Male Subjectivity at the Margins, Routledge (New York, NY), 1992.
The Threshold of the Visible World, Routledge (New York, NY), 1996.
(With Harun Farocki) Speaking about Godard, New York University Press (New York, NY), 1998.
World Spectators, Stanford University Press (Stanford, CA), 2000.
James Coleman, Hatje Cantz, 2002.
Contributor to Danger and Sexuality and to literature journals. Guest editor, Discourse, 1985; member of editorial board, Framework and Isis.
SIDELIGHTS: Kaja Silverman's work, according to Eric Waggoner in the Dictionary of Literary Biography, "engages and explores a variety of methodological approaches as it moves from sign-systems to literature to the cinema to visual art and back again; yet it always returns to the idea of 'possibility': that is, toward the multitude of ways in which an individual understands his or her position in the world.

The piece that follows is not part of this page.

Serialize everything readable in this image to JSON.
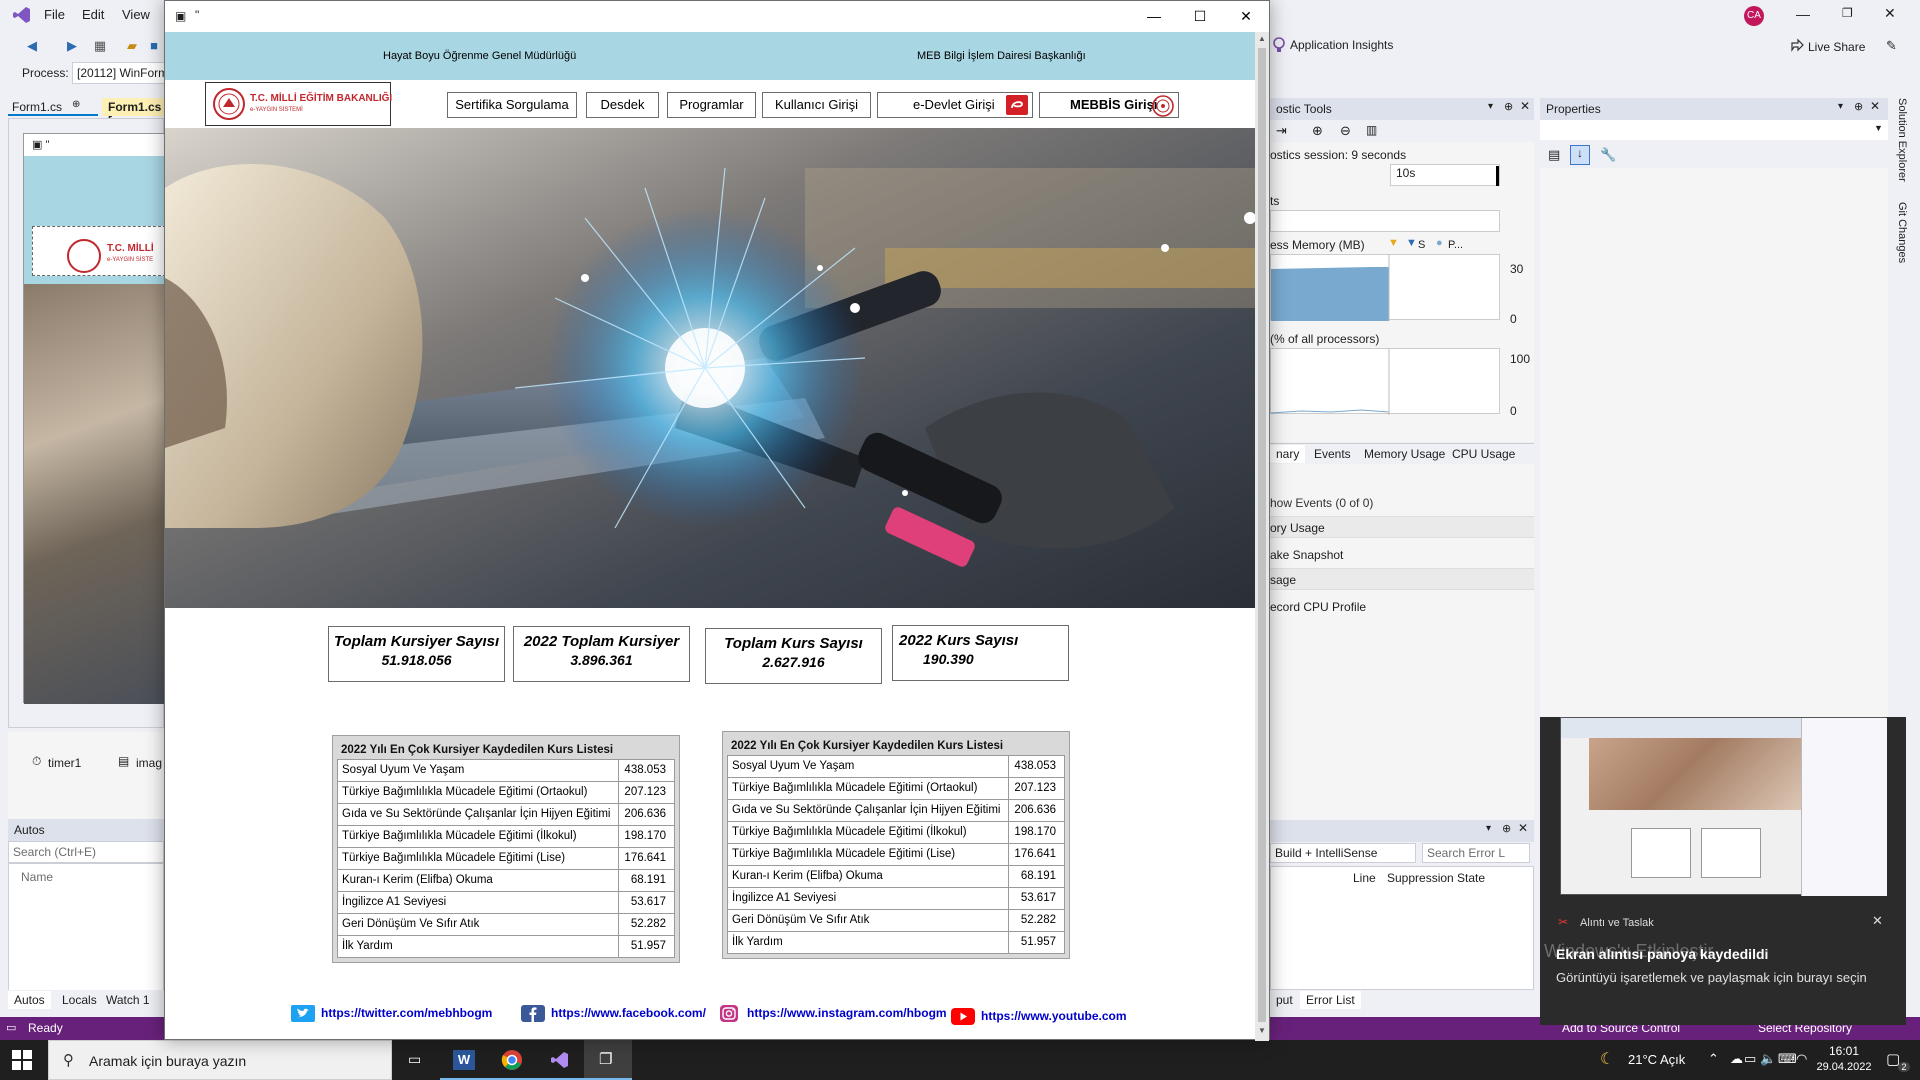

Throughout her critical project Silverman has questioned relationships with language, vision, and subjectivity—in short, the foundations of our perceptions of self and other." Writing in Feminist Studies, Eva Cherniavsky explained: "Since the early 1980s, Silverman's impressive body of work has traced the unconscious of the cinematic text and in so doing sought to refine and elucidate the value of psychoanalysis as a reading protocol. Ultimately, her investment lies in revising but also in re-authorizing the foundationalist project of classic psychoanalysis, which proposes to discover (to excavate and isolate) the psychic imperatives and processes from which human reality most fundamentally ensues."
BIOGRAPHICAL AND CRITICAL SOURCES:
Dictionary of Literary Biography, Volume 246. Twentieth-Century American Cultural Theorists, Gale (Detroit, MI), 2001.
Cineaste, fall, 1998, Jonathan Rosenbaum, review of Speaking about Godard, p. 58.
Diacritics, nmber 27, 1997, Mieke Bal, "Looking at Love: An Ethics of Vision," pp. 59-72.
Discourse, number 19, 1997, Rembert Hüser, "On the Threshold," pp. 3-12.
Feminist Studies, spring, 2000, Eva Cherniavsky, "Visionary Politics?: Feminist Interventions in the Culture of Images," p. 171.
Signs, winter, 2002, Amelia Jones, review of The Threshold of the Visible World, p. 565.
Times Literary Supplement, March 16, 1984.*